|Title||X-ray observations of the first known eclipsing ultra-compact binary system|
|Author||Dr Gavin Ramsay|
|Description||Ultra-compact systems are a group of stars in which a white dwarf accretes from a hydrogen deficient companion in a very short period binary (5-65 mins). They allow us to observe accretion flows of almost pure helium. The evolution of these systems is thought to be driven by gravitational radiation. Detailed predictions depend crucially upon parameters such as the component masses and mass transfer rate. With the recent discovery of the first eclipsing AM CVn we now have the opportunity to determine all the key parameters of one system. This proposal aims to measure its overall spectral energy distribution, which is important for determining its overall luminosity and mass transfer rate; to locate the sites of the X-ray and UV emission and map the extent of the accretion disc using eclipse mapping.|
|Publication||No observations found associated with the current proposal|
|Instrument||EMOS1, EMOS2, EPN, OM, RGS1, RGS2|
|Mission Description||The European Space Agency's (ESA) X-ray Multi-Mirror Mission (XMM-Newton) was launched by an Ariane 504 on December 10th 1999. XMM-Newton is ESA's second cornerstone of the Horizon 2000 Science Programme. It carries 3 high throughput X-ray telescopes with an unprecedented effective area, and an optical monitor, the first flown on a X-ray observatory.

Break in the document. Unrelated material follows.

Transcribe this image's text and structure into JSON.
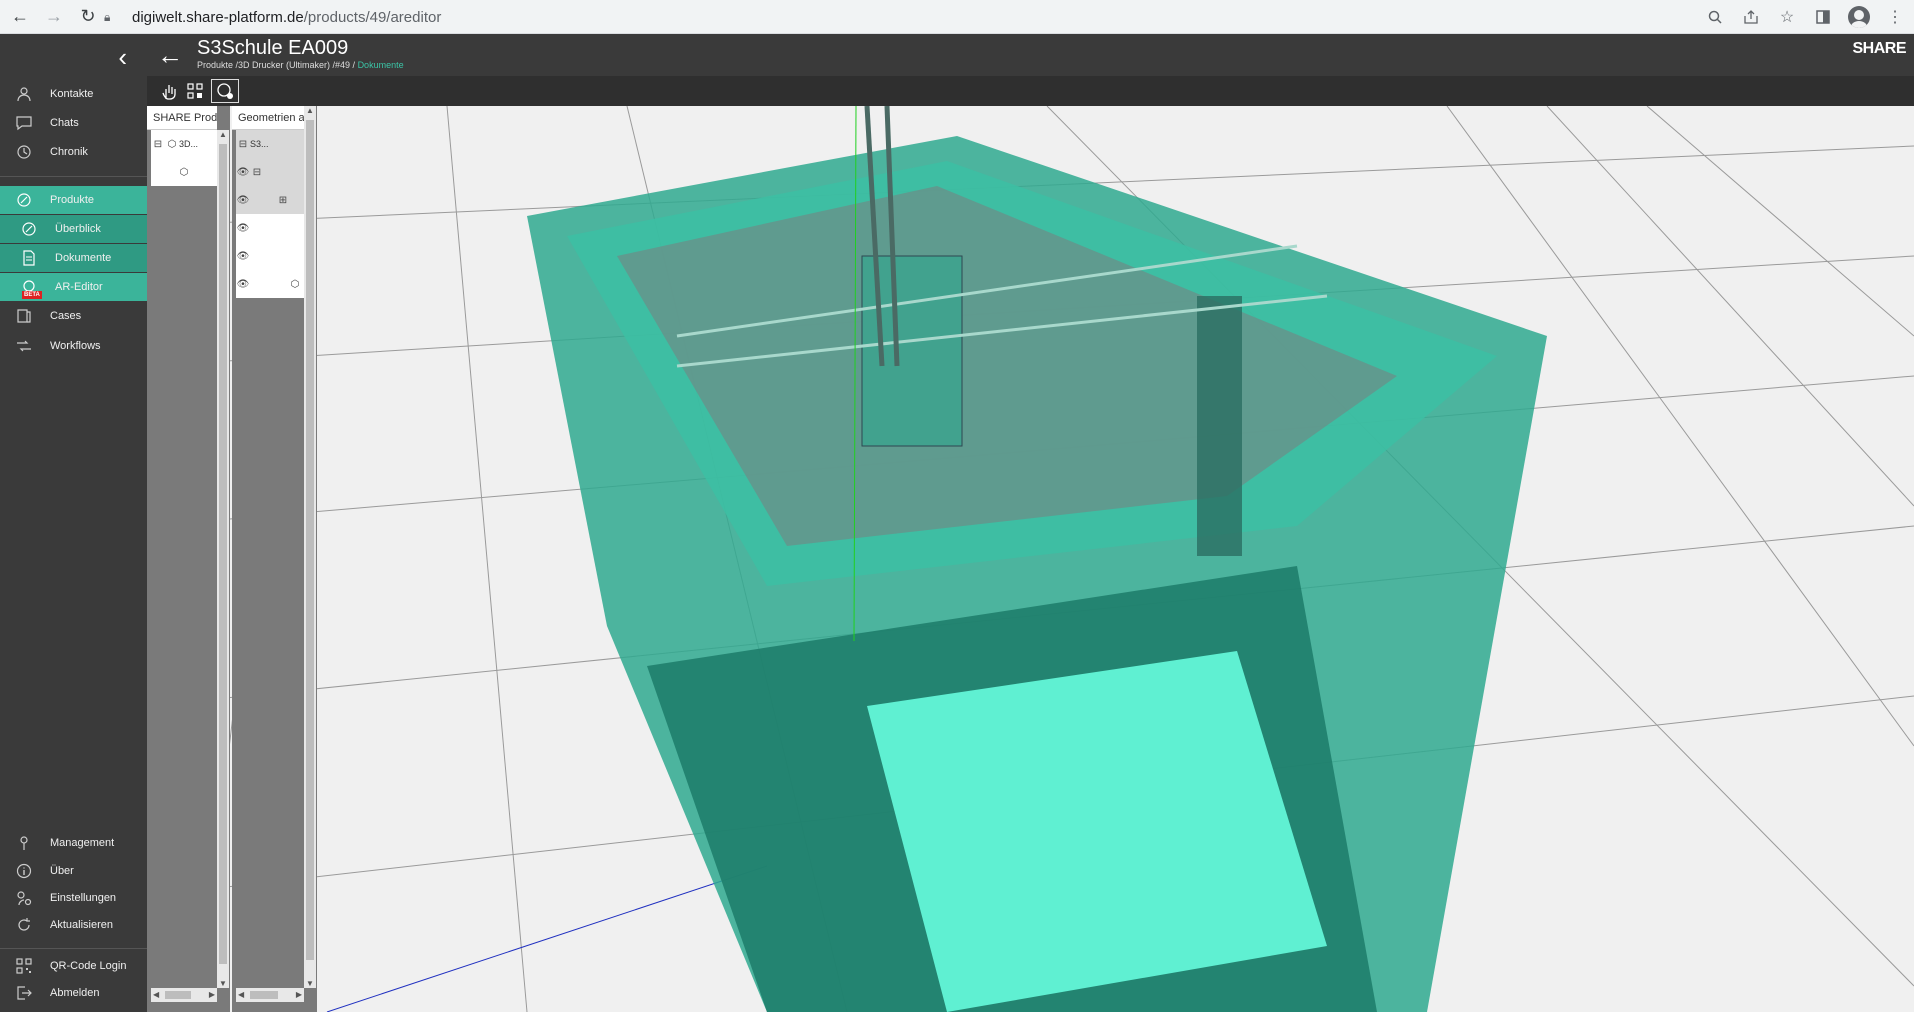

The large collecting area and ability to make long uninterrupted exposures provide highly sensitive observations.
Since Earth's atmosphere blocks out all X-rays, only a telescope in space can detect and study celestial X-ray sources. The XMM-Newton mission is helping scientists to solve a number of cosmic mysteries, ranging from the enigmatic black holes to the origins of the Universe itself. Observing time on XMM-Newton is being made available to the scientific community, applying for observational periods on a competitive basis.
|Publisher And Registrant||European Space Agency|
|Credit Guidelines||European Space Agency, 2008-01-04T00:00:00Z, 040237, 17.56_20190403_1200. https://doi.org/10.5270/esa-fhv1hi2|